■ WHAT THE EXERCISE ASKS ■
Pull every line of the entries that has the word "carolers".
==============================
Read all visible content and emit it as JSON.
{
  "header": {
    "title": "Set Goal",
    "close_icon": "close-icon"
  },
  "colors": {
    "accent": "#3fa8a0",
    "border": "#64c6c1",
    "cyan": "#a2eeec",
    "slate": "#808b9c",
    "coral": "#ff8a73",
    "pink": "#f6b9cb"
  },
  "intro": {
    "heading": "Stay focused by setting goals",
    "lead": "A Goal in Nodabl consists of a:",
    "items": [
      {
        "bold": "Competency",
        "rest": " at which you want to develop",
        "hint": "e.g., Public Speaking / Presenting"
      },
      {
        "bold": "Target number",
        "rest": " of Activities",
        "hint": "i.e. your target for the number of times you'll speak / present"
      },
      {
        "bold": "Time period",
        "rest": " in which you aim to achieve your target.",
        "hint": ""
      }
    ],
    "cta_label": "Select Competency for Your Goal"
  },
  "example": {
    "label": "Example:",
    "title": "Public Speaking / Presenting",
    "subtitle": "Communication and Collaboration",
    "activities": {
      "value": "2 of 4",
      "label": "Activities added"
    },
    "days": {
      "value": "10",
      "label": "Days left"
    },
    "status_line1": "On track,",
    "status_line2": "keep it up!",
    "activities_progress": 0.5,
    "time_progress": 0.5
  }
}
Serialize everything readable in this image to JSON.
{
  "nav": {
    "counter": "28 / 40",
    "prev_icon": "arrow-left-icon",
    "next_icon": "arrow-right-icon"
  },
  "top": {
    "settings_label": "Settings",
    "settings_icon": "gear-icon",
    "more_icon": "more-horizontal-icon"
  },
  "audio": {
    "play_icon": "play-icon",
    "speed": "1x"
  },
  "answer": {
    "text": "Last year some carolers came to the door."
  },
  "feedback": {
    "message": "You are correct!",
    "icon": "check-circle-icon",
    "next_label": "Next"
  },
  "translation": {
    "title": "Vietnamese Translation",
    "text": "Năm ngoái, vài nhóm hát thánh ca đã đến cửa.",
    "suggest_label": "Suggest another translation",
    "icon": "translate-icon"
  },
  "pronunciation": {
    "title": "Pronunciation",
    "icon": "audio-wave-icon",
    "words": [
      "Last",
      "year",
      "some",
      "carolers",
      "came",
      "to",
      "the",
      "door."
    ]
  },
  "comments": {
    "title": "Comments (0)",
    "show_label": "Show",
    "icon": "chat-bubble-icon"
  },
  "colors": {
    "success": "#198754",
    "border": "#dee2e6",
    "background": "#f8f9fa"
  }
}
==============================
■ ANSWER SECTION ■
    "text": "Last year some carolers came to the door."
      "carolers",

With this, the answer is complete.